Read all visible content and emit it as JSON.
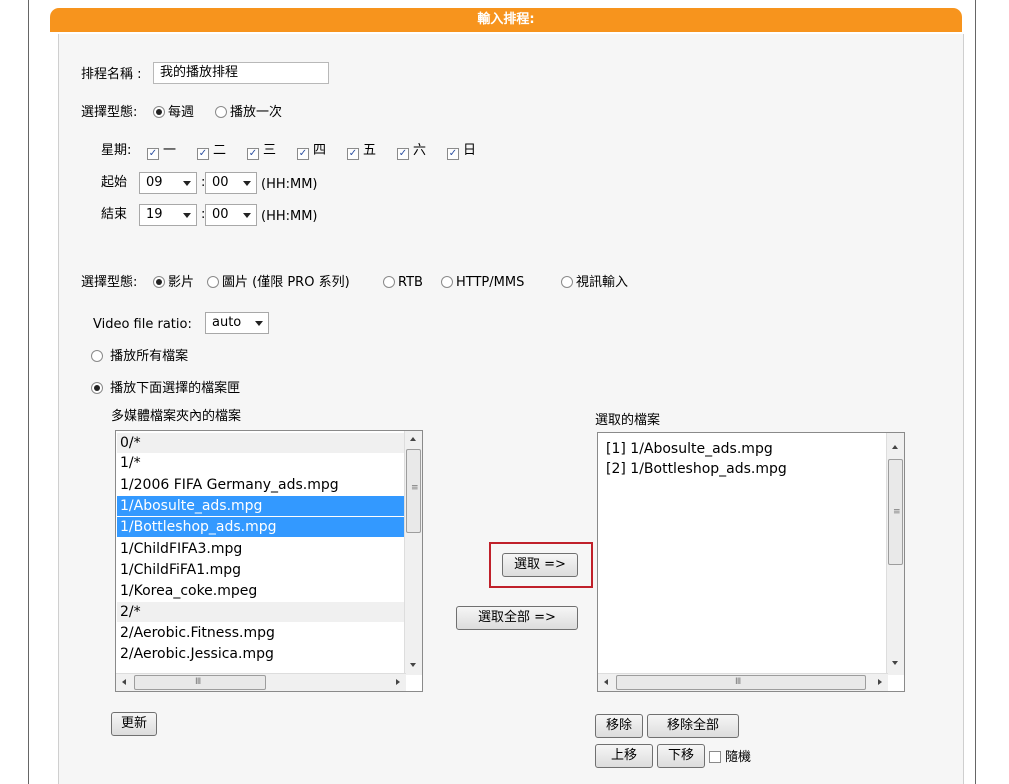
{
  "header": {
    "title": "輸入排程:"
  },
  "schedule_name": {
    "label": "排程名稱 :",
    "value": "我的播放排程"
  },
  "schedule_type": {
    "label": "選擇型態:",
    "options": [
      "每週",
      "播放一次"
    ],
    "selected": "每週"
  },
  "weekdays": {
    "label": "星期:",
    "days": [
      "一",
      "二",
      "三",
      "四",
      "五",
      "六",
      "日"
    ],
    "checked": [
      true,
      true,
      true,
      true,
      true,
      true,
      true
    ]
  },
  "start": {
    "label": "起始",
    "hour": "09",
    "sep": ":",
    "minute": "00",
    "format": "(HH:MM)"
  },
  "end": {
    "label": "結束",
    "hour": "19",
    "sep": ":",
    "minute": "00",
    "format": "(HH:MM)"
  },
  "media_type": {
    "label": "選擇型態:",
    "options": [
      "影片",
      "圖片 (僅限 PRO 系列)",
      "RTB",
      "HTTP/MMS",
      "視訊輸入"
    ],
    "selected": "影片"
  },
  "video_ratio": {
    "label": "Video file ratio:",
    "value": "auto"
  },
  "play_mode": {
    "options": [
      "播放所有檔案",
      "播放下面選擇的檔案匣"
    ],
    "selected": "播放下面選擇的檔案匣"
  },
  "source_list": {
    "label": "多媒體檔案夾內的檔案",
    "items": [
      "0/*",
      "1/*",
      "1/2006 FIFA Germany_ads.mpg",
      "1/Abosulte_ads.mpg",
      "1/Bottleshop_ads.mpg",
      "1/ChildFIFA3.mpg",
      "1/ChildFiFA1.mpg",
      "1/Korea_coke.mpeg",
      "2/*",
      "2/Aerobic.Fitness.mpg",
      "2/Aerobic.Jessica.mpg"
    ],
    "highlighted": [
      "1/Abosulte_ads.mpg",
      "1/Bottleshop_ads.mpg"
    ],
    "grouped": [
      "0/*",
      "1/*",
      "2/*"
    ]
  },
  "selected_list": {
    "label": "選取的檔案",
    "items": [
      "[1] 1/Abosulte_ads.mpg",
      "[2] 1/Bottleshop_ads.mpg"
    ]
  },
  "buttons": {
    "select": "選取 =>",
    "select_all": "選取全部 =>",
    "refresh": "更新",
    "remove": "移除",
    "remove_all": "移除全部",
    "move_up": "上移",
    "move_down": "下移"
  },
  "random": {
    "label": "隨機",
    "checked": false
  },
  "colors": {
    "accent": "#f7941d",
    "highlight": "#3399ff",
    "callout": "#c0202a"
  }
}
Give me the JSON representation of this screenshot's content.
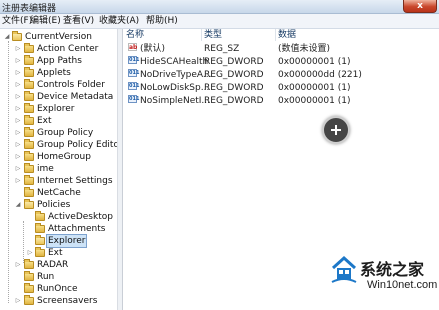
{
  "window": {
    "title": "注册表编辑器",
    "close_label": "x"
  },
  "menu": [
    {
      "label": "文件(F)"
    },
    {
      "label": "编辑(E)"
    },
    {
      "label": "查看(V)"
    },
    {
      "label": "收藏夹(A)"
    },
    {
      "label": "帮助(H)"
    }
  ],
  "tree": {
    "root": "CurrentVersion",
    "items": [
      {
        "label": "Action Center"
      },
      {
        "label": "App Paths"
      },
      {
        "label": "Applets"
      },
      {
        "label": "Controls Folder"
      },
      {
        "label": "Device Metadata"
      },
      {
        "label": "Explorer"
      },
      {
        "label": "Ext"
      },
      {
        "label": "Group Policy"
      },
      {
        "label": "Group Policy Editor"
      },
      {
        "label": "HomeGroup"
      },
      {
        "label": "ime"
      },
      {
        "label": "Internet Settings"
      },
      {
        "label": "NetCache"
      },
      {
        "label": "Policies"
      },
      {
        "label": "ActiveDesktop"
      },
      {
        "label": "Attachments"
      },
      {
        "label": "Explorer"
      },
      {
        "label": "Ext"
      },
      {
        "label": "RADAR"
      },
      {
        "label": "Run"
      },
      {
        "label": "RunOnce"
      },
      {
        "label": "Screensavers"
      }
    ],
    "selected": "Explorer"
  },
  "list": {
    "headers": {
      "name": "名称",
      "type": "类型",
      "data": "数据"
    },
    "rows": [
      {
        "icon": "string-value-icon",
        "icon_text": "ab",
        "name": "(默认)",
        "type": "REG_SZ",
        "data": "(数值未设置)"
      },
      {
        "icon": "dword-value-icon",
        "icon_text": "011",
        "name": "HideSCAHealth",
        "type": "REG_DWORD",
        "data": "0x00000001 (1)"
      },
      {
        "icon": "dword-value-icon",
        "icon_text": "011",
        "name": "NoDriveTypeA...",
        "type": "REG_DWORD",
        "data": "0x000000dd (221)"
      },
      {
        "icon": "dword-value-icon",
        "icon_text": "011",
        "name": "NoLowDiskSp...",
        "type": "REG_DWORD",
        "data": "0x00000001 (1)"
      },
      {
        "icon": "dword-value-icon",
        "icon_text": "011",
        "name": "NoSimpleNetI...",
        "type": "REG_DWORD",
        "data": "0x00000001 (1)"
      }
    ]
  },
  "watermark": {
    "brand": "系统之家",
    "site": "Win10net.com"
  },
  "colors": {
    "selection": "#cde3f7",
    "folder": "#e0b441",
    "accent": "#1a3d66"
  }
}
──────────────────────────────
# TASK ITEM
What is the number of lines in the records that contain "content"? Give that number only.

# COMPLETED EXERCISE
2